## Your objective
Nothing but an exact reprint of the records is to be returned.

## Extracted records
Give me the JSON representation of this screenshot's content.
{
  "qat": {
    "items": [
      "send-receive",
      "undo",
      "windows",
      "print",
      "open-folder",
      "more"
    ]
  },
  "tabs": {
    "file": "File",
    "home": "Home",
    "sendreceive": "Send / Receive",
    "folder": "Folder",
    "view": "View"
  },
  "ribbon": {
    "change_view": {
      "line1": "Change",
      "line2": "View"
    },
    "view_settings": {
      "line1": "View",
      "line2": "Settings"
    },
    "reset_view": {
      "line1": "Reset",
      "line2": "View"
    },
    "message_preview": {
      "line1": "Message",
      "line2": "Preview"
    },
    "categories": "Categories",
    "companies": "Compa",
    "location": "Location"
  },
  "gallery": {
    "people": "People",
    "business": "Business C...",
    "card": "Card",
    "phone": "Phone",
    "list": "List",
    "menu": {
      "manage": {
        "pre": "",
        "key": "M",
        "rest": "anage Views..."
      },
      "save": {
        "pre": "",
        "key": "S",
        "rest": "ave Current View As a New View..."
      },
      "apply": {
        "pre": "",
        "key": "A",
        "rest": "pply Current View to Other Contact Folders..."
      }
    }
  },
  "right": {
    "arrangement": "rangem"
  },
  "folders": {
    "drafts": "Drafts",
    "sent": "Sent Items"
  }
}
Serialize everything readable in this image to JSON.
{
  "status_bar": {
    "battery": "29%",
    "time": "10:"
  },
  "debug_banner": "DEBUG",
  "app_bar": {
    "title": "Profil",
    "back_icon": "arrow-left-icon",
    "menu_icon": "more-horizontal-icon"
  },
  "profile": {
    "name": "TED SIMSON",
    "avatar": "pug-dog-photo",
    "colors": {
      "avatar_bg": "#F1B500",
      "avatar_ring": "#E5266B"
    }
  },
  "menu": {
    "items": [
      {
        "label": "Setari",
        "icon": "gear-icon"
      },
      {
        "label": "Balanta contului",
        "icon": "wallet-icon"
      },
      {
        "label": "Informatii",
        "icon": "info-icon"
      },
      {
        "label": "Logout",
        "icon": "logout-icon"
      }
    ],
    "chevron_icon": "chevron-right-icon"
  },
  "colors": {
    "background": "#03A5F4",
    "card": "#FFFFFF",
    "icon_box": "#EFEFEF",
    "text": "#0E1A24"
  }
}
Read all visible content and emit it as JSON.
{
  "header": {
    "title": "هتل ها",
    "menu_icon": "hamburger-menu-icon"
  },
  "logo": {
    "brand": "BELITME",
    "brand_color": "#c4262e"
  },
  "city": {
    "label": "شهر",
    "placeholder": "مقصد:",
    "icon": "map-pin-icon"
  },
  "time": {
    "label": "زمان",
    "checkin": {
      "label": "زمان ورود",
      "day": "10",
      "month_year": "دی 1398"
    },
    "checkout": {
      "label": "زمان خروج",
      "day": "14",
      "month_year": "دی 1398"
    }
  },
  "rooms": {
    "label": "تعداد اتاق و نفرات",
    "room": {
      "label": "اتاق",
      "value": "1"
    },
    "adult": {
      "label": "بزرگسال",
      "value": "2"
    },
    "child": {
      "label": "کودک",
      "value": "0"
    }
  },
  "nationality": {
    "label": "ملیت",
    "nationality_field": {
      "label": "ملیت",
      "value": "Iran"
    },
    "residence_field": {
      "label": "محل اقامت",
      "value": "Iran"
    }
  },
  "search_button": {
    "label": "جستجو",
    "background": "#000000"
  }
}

## Task output
Give me the JSON representation of this screenshot's content.
{
  "qat": {
    "items": [
      "send-receive",
      "undo",
      "windows",
      "print",
      "open-folder",
      "more"
    ]
  },
  "tabs": {
    "file": "File",
    "home": "Home",
    "sendreceive": "Send / Receive",
    "folder": "Folder",
    "view": "View"
  },
  "ribbon": {
    "change_view": {
      "line1": "Change",
      "line2": "View"
    },
    "view_settings": {
      "line1": "View",
      "line2": "Settings"
    },
    "reset_view": {
      "line1": "Reset",
      "line2": "View"
    },
    "message_preview": {
      "line1": "Message",
      "line2": "Preview"
    },
    "categories": "Categories",
    "companies": "Compa",
    "location": "Location"
  },
  "gallery": {
    "people": "People",
    "business": "Business C...",
    "card": "Card",
    "phone": "Phone",
    "list": "List",
    "menu": {
      "manage": {
        "pre": "",
        "key": "M",
        "rest": "anage Views..."
      },
      "save": {
        "pre": "",
        "key": "S",
        "rest": "ave Current View As a New View..."
      },
      "apply": {
        "pre": "",
        "key": "A",
        "rest": "pply Current View to Other Contact Folders..."
      }
    }
  },
  "right": {
    "arrangement": "rangem"
  },
  "folders": {
    "drafts": "Drafts",
    "sent": "Sent Items"
  }
}
Serialize everything readable in this image to JSON.
{
  "status_bar": {
    "battery": "29%",
    "time": "10:"
  },
  "debug_banner": "DEBUG",
  "app_bar": {
    "title": "Profil",
    "back_icon": "arrow-left-icon",
    "menu_icon": "more-horizontal-icon"
  },
  "profile": {
    "name": "TED SIMSON",
    "avatar": "pug-dog-photo",
    "colors": {
      "avatar_bg": "#F1B500",
      "avatar_ring": "#E5266B"
    }
  },
  "menu": {
    "items": [
      {
        "label": "Setari",
        "icon": "gear-icon"
      },
      {
        "label": "Balanta contului",
        "icon": "wallet-icon"
      },
      {
        "label": "Informatii",
        "icon": "info-icon"
      },
      {
        "label": "Logout",
        "icon": "logout-icon"
      }
    ],
    "chevron_icon": "chevron-right-icon"
  },
  "colors": {
    "background": "#03A5F4",
    "card": "#FFFFFF",
    "icon_box": "#EFEFEF",
    "text": "#0E1A24"
  }
}
Read all visible content and emit it as JSON.
{
  "header": {
    "title": "هتل ها",
    "menu_icon": "hamburger-menu-icon"
  },
  "logo": {
    "brand": "BELITME",
    "brand_color": "#c4262e"
  },
  "city": {
    "label": "شهر",
    "placeholder": "مقصد:",
    "icon": "map-pin-icon"
  },
  "time": {
    "label": "زمان",
    "checkin": {
      "label": "زمان ورود",
      "day": "10",
      "month_year": "دی 1398"
    },
    "checkout": {
      "label": "زمان خروج",
      "day": "14",
      "month_year": "دی 1398"
    }
  },
  "rooms": {
    "label": "تعداد اتاق و نفرات",
    "room": {
      "label": "اتاق",
      "value": "1"
    },
    "adult": {
      "label": "بزرگسال",
      "value": "2"
    },
    "child": {
      "label": "کودک",
      "value": "0"
    }
  },
  "nationality": {
    "label": "ملیت",
    "nationality_field": {
      "label": "ملیت",
      "value": "Iran"
    },
    "residence_field": {
      "label": "محل اقامت",
      "value": "Iran"
    }
  },
  "search_button": {
    "label": "جستجو",
    "background": "#000000"
  }
}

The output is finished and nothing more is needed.